What the exercise asks →
Copy each line from the entries that the word "this" appears in.

======== Entries supplied

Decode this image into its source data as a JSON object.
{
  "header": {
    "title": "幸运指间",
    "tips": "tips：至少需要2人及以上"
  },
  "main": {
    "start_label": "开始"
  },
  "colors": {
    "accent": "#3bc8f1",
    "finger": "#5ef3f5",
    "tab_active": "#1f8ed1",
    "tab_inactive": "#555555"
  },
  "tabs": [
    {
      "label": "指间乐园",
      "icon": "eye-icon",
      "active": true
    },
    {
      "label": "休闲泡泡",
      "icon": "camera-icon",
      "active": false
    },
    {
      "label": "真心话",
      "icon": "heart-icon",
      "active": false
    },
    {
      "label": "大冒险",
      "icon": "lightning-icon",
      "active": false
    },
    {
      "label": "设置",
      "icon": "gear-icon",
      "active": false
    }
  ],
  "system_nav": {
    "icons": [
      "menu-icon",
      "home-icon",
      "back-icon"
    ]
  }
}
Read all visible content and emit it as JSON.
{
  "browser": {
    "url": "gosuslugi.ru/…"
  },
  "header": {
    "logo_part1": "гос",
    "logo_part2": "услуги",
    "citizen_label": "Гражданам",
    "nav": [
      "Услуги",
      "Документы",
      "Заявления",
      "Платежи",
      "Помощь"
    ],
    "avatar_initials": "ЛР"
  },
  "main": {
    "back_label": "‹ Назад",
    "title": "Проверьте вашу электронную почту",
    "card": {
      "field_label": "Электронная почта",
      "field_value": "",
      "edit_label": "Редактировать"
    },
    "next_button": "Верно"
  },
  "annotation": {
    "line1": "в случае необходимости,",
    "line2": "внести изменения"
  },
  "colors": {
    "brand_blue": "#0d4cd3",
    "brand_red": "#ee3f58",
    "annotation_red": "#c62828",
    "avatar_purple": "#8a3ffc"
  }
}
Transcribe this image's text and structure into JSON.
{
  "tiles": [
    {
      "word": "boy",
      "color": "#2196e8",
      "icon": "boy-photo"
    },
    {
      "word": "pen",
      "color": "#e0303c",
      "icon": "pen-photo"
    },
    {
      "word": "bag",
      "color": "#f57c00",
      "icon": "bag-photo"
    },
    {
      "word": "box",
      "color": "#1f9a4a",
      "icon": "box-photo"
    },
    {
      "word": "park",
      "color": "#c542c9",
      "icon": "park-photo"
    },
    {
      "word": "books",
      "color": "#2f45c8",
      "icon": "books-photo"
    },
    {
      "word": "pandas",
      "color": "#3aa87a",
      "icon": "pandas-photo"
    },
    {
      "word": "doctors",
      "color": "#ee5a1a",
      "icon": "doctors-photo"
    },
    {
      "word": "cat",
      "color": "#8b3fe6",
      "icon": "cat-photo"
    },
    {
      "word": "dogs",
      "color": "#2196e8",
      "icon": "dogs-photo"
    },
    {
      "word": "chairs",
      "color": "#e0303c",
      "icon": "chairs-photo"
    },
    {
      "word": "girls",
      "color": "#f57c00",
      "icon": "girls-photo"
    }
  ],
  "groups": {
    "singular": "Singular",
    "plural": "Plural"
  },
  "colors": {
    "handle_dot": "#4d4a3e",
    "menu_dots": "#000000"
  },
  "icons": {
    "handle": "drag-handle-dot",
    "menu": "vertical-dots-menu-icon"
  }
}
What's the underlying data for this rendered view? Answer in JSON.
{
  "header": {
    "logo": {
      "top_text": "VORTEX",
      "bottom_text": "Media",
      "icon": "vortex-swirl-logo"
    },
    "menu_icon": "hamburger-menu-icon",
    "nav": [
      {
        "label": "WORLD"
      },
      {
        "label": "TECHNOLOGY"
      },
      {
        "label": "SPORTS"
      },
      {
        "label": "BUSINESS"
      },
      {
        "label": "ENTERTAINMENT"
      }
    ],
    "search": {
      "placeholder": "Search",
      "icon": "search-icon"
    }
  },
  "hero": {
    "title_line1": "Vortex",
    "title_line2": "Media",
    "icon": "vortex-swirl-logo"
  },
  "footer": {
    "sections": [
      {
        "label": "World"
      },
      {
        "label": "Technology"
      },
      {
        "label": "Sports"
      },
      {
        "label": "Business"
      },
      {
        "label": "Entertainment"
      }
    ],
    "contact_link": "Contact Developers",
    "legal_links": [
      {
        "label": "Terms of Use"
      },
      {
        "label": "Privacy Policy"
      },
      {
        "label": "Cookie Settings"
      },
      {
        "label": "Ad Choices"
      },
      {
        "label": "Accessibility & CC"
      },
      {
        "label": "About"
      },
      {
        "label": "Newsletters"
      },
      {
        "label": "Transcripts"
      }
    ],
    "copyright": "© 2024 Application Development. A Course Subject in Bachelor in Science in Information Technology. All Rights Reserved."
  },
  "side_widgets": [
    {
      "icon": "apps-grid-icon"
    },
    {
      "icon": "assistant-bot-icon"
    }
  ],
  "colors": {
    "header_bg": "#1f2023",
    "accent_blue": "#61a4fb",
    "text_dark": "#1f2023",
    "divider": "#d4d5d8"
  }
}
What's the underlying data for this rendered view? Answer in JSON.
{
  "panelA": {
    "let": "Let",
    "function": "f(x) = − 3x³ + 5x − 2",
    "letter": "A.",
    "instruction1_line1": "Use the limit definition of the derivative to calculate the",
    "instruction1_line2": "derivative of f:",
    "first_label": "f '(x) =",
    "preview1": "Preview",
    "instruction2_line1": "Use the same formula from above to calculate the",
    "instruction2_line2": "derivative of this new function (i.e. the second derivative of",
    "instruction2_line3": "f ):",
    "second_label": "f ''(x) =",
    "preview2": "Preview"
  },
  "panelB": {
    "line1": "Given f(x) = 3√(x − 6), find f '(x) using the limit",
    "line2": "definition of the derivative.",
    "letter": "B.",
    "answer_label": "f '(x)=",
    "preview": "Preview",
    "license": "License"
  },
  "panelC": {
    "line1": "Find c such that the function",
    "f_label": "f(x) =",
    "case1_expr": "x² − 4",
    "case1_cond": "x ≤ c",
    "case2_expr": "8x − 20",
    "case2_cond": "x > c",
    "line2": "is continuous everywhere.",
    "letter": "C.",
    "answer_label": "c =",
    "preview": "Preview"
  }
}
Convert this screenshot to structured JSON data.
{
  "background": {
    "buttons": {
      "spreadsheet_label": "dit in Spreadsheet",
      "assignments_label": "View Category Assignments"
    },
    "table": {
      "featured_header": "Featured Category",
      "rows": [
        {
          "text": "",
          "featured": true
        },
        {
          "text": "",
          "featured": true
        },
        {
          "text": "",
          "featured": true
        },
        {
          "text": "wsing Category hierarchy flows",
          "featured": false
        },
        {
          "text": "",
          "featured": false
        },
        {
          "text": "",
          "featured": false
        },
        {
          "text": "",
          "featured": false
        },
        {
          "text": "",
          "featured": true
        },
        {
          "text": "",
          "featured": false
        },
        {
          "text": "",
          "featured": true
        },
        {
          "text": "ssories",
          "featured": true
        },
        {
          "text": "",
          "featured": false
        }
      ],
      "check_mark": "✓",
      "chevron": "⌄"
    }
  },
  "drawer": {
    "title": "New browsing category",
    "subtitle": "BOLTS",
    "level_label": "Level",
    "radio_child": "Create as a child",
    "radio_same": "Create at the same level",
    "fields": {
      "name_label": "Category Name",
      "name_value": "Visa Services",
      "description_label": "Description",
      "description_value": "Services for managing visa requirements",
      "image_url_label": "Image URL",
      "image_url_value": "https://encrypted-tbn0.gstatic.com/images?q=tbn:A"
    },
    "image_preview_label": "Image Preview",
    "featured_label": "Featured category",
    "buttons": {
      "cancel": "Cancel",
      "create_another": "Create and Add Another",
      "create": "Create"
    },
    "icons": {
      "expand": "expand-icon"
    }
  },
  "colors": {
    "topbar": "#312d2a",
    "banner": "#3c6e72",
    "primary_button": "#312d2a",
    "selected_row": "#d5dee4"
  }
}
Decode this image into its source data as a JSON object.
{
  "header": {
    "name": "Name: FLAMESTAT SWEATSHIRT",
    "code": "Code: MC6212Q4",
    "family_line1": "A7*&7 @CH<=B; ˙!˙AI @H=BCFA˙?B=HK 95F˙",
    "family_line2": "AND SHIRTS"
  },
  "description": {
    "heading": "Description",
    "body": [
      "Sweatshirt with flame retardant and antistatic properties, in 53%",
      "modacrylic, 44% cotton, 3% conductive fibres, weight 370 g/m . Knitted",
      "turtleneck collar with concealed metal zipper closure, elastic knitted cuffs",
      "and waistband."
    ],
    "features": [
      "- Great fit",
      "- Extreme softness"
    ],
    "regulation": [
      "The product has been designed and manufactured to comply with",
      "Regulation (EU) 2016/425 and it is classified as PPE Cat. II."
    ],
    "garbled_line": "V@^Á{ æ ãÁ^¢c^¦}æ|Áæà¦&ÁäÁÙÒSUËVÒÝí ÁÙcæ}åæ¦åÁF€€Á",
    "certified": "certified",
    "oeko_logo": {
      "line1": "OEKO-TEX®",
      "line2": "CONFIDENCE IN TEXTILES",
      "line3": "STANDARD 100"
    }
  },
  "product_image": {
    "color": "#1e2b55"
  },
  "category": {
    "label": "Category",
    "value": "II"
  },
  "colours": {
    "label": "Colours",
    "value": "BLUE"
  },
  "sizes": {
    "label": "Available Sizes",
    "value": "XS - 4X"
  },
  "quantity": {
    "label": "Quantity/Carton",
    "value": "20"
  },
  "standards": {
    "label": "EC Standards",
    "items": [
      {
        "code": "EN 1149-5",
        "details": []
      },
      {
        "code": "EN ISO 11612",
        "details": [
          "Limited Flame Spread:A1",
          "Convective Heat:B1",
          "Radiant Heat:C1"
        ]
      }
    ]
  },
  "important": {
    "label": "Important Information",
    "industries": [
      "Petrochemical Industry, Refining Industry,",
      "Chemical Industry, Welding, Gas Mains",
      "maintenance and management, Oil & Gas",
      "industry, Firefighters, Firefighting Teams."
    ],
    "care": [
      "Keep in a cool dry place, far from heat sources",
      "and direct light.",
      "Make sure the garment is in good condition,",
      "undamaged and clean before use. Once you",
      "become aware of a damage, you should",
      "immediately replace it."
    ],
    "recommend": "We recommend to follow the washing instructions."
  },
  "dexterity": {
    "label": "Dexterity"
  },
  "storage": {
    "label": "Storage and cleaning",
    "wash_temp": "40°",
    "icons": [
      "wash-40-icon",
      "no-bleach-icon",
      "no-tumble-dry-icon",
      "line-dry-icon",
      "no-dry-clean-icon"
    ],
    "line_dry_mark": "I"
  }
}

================

Answer below →
Decode this image into its source data as a JSON object.
Transcribe this image's text and structure into JSON.
What's the underlying data for this rendered view? Answer in JSON.
What's the underlying data for this rendered view? Answer in JSON.
    "instruction2_line2": "derivative of this new function (i.e. the second derivative of",
Convert this screenshot to structured JSON data.
Decode this image into its source data as a JSON object.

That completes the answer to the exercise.